Working with a Nikon d5300 at 200mm and f / 4.8, which I know is far from ideal but for now that's the kit I have to work with. Doing 2 second exposures with darks and offsets.
Any quick advice would be much appreciated 😁
My image of Omega Centauri ( NGC 5139 ) has been published as the NASA APOD for the 11th of July 2017
Link to full size image on NASA site ( warning quite large - 4620 x 3720 )
Link to discussion of image on asterisk.apod.com
( credit apod.nasa.gov )
( full size image - 4620 x 3720 )
Link to original post for this image back on the 10th of June
Hi everybody!! Just joined after lurking for a year.
I have done the filter removal as instructed by Gary Honis and was satisfied with the results. Only one thing I'm wanting to learn and that's how to do a cold finger mod on my canon 1000d.
I have found some links, but mostly any instructions I've found were outdated and removed from the web, so it's been difficult to find a mod to my liking with detailed step by step and supply list.
One of my main concerns is that I still want to use the side of my camera that has usb and the input for my intervalometer (currently unguided with no laptop).
I can do without live view as long as I can still connect the dslr to my phone on dslr controller for a bigger more comfortable live view.
Anyways I really need help in the right instructions to get this done. Any links, videos, or experienced instructions would be a big help and I would be very thankful for.
I'd also like to add that I would like to go light weight on the mod, so i don't have much trouble balancing the es 80mm triplet on an Orion sirius.
Trying my best at a budget to defeat the Texas summer.
I´ve had a break from astrophotography. I lost all lust for it during last winter after my father suddenly passed away. Really getting the lust for AP back now and while waiting for the dark nights to return I reprocessed my M42. This is one of the photos I will use for an upcoming exhibition I´m participating in.
I really think this was in improvement compared to my latest version. Tighter, less fuzzy stars, better colours.
28*120 + 39*180 + 27*300 seconds of RGB
23*600 + 1*900 seconds of HA (12 nm filter)
5*10 + 12*6 seconds for the brightest area
All in all 9+ hours of exposure. This is a tricky part of the sky since it never rises above 26 degrees above the horizon and I have some houses and minor LP in that direction.

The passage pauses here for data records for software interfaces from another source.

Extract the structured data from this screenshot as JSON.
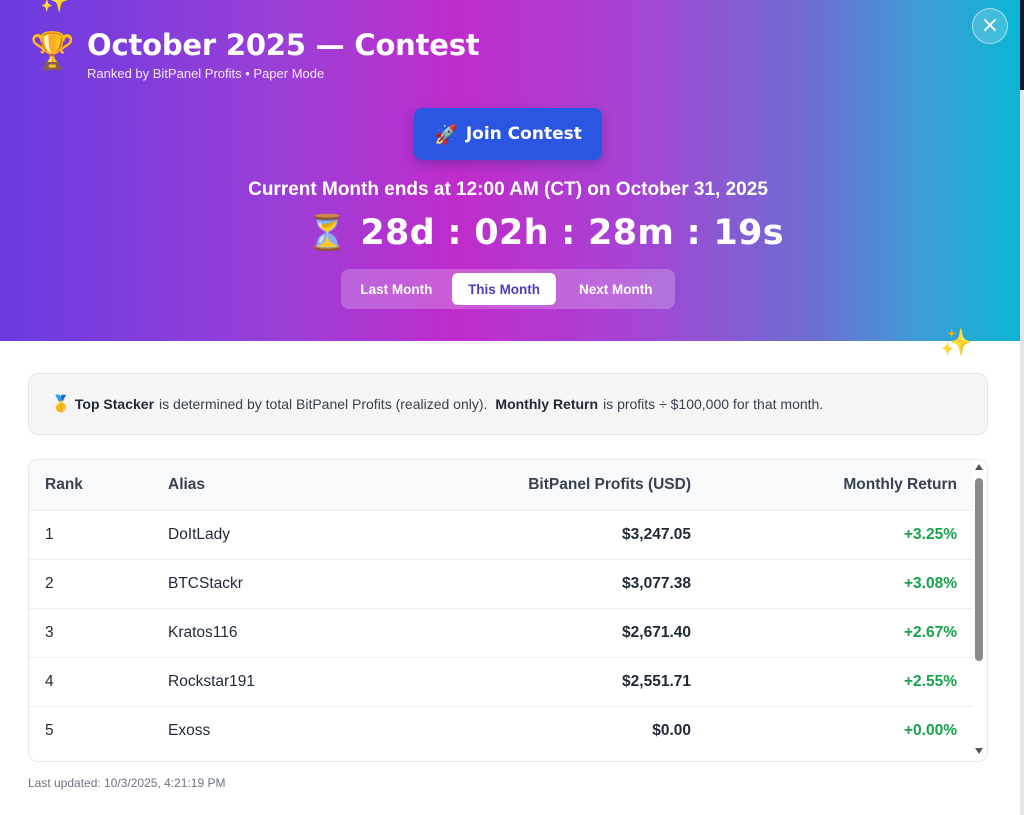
{
  "header": {
    "title": "October 2025 — Contest",
    "subtitle": "Ranked by BitPanel Profits • Paper Mode",
    "trophy_icon": "🏆",
    "close_label": "×",
    "join_button": {
      "icon": "🚀",
      "label": "Join Contest"
    },
    "ends_text": "Current Month ends at 12:00 AM (CT) on October 31, 2025",
    "countdown": {
      "icon": "⏳",
      "text": "28d : 02h : 28m : 19s"
    },
    "month_tabs": [
      {
        "label": "Last Month",
        "active": false
      },
      {
        "label": "This Month",
        "active": true
      },
      {
        "label": "Next Month",
        "active": false
      }
    ],
    "sparkle_icon": "✨",
    "colors": {
      "gradient_start": "#6a3be0",
      "gradient_mid": "#c02ccc",
      "gradient_end": "#0bb5d3",
      "join_button": "#2a56e2"
    }
  },
  "info": {
    "medal_icon": "🥇",
    "term1": "Top Stacker",
    "text1": "is determined by total BitPanel Profits (realized only).",
    "term2": "Monthly Return",
    "text2": "is profits ÷ $100,000 for that month."
  },
  "table": {
    "headers": {
      "rank": "Rank",
      "alias": "Alias",
      "profits": "BitPanel Profits (USD)",
      "return": "Monthly Return"
    },
    "rows": [
      {
        "rank": "1",
        "alias": "DoItLady",
        "profits": "$3,247.05",
        "return": "+3.25%"
      },
      {
        "rank": "2",
        "alias": "BTCStackr",
        "profits": "$3,077.38",
        "return": "+3.08%"
      },
      {
        "rank": "3",
        "alias": "Kratos116",
        "profits": "$2,671.40",
        "return": "+2.67%"
      },
      {
        "rank": "4",
        "alias": "Rockstar191",
        "profits": "$2,551.71",
        "return": "+2.55%"
      },
      {
        "rank": "5",
        "alias": "Exoss",
        "profits": "$0.00",
        "return": "+0.00%"
      }
    ],
    "return_color": "#16a34a"
  },
  "footer": {
    "last_updated": "Last updated: 10/3/2025, 4:21:19 PM"
  }
}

I processed the HA separately and blended it in at 10% opacity with the red channel and as a luminosity layer at 15% opacity. Pixinsight and Photoshop used. At first I wanted to push it further but I decided to keep it just a little bit more subtle.
Canon EOS 1100D (modded)
Canon EF 300/4L lens
HEQ5 Pro Synscan